--- Task goal ---
Could you find each line of the data below that contains the word "time" and copy those lines?

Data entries
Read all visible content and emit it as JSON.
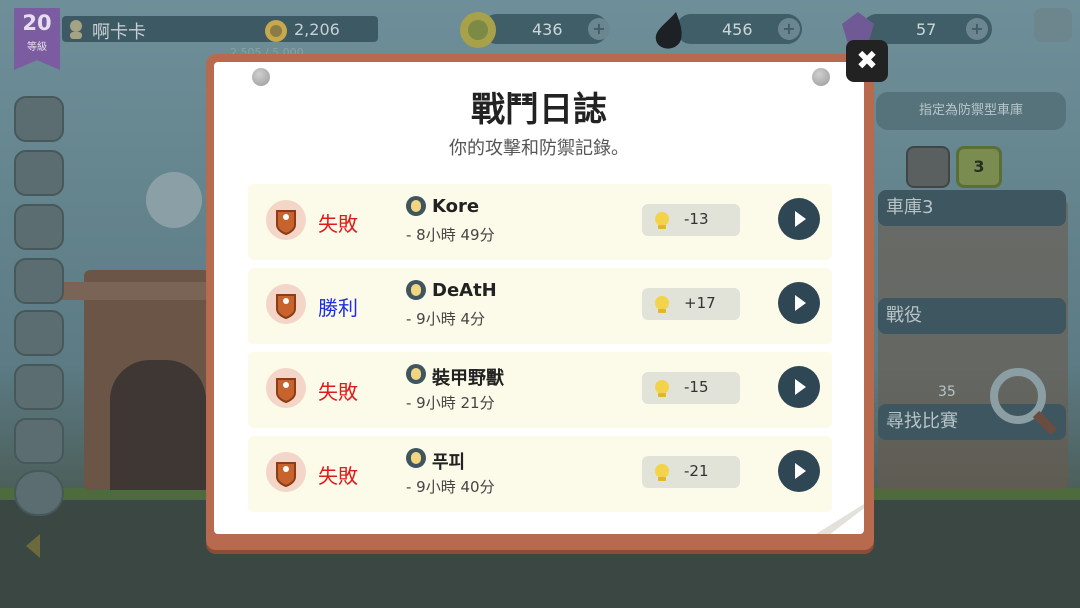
{
  "hud": {
    "level": "20",
    "level_label": "等級",
    "player_name": "啊卡卡",
    "trophies": "2,206",
    "xp": "2,505 / 5,000",
    "coins": "436",
    "oil": "456",
    "gems": "57"
  },
  "right_panel": {
    "garage_tip": "指定為防禦型車庫",
    "garage_number": "3",
    "garage_label": "車庫3",
    "campaign_label": "戰役",
    "find_match_label": "尋找比賽",
    "find_match_count": "35"
  },
  "modal": {
    "title": "戰鬥日誌",
    "subtitle": "你的攻擊和防禦記錄。",
    "close_symbol": "✖",
    "entries": [
      {
        "result": "失敗",
        "result_type": "lose",
        "opponent": "Kore",
        "time": "- 8小時 49分",
        "trophy_delta": "-13"
      },
      {
        "result": "勝利",
        "result_type": "win",
        "opponent": "DeAtH",
        "time": "- 9小時 4分",
        "trophy_delta": "+17"
      },
      {
        "result": "失敗",
        "result_type": "lose",
        "opponent": "裝甲野獸",
        "time": "- 9小時 21分",
        "trophy_delta": "-15"
      },
      {
        "result": "失敗",
        "result_type": "lose",
        "opponent": "푸피",
        "time": "- 9小時 40分",
        "trophy_delta": "-21"
      }
    ]
  },
  "colors": {
    "lose": "#e01919",
    "win": "#1c2fe0",
    "frame": "#b86a4f",
    "row_bg": "#fcfbea"
  },
  "icons": {
    "shield": "shield-icon",
    "trophy": "trophy-icon",
    "play": "play-icon",
    "close": "close-icon",
    "avatar": "avatar-icon"
  }
}
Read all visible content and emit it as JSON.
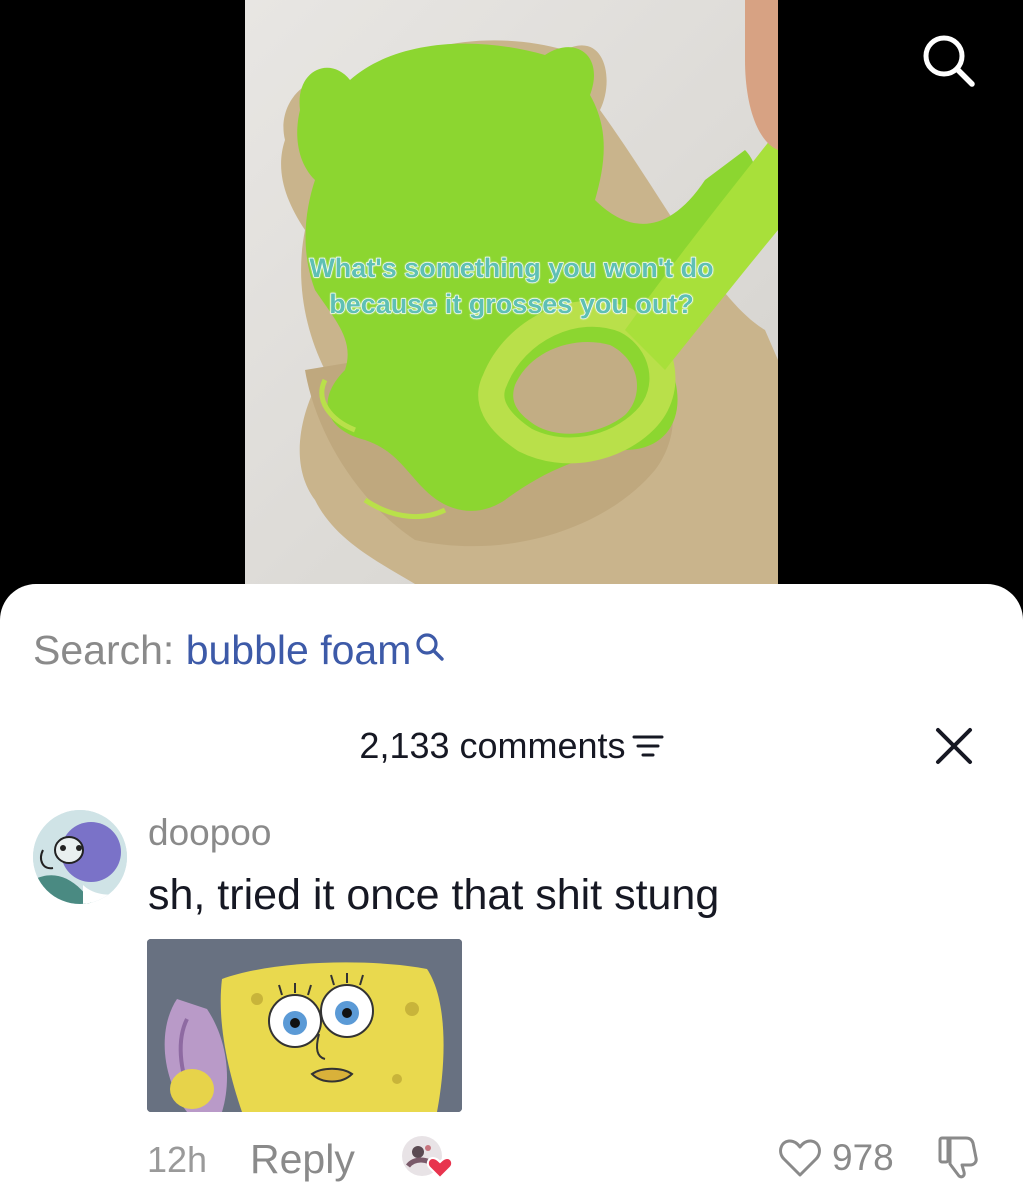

--- Solution to this task ---
        "time": "- 8小時 49分",
        "time": "- 9小時 4分",
        "time": "- 9小時 21分",
        "time": "- 9小時 40分",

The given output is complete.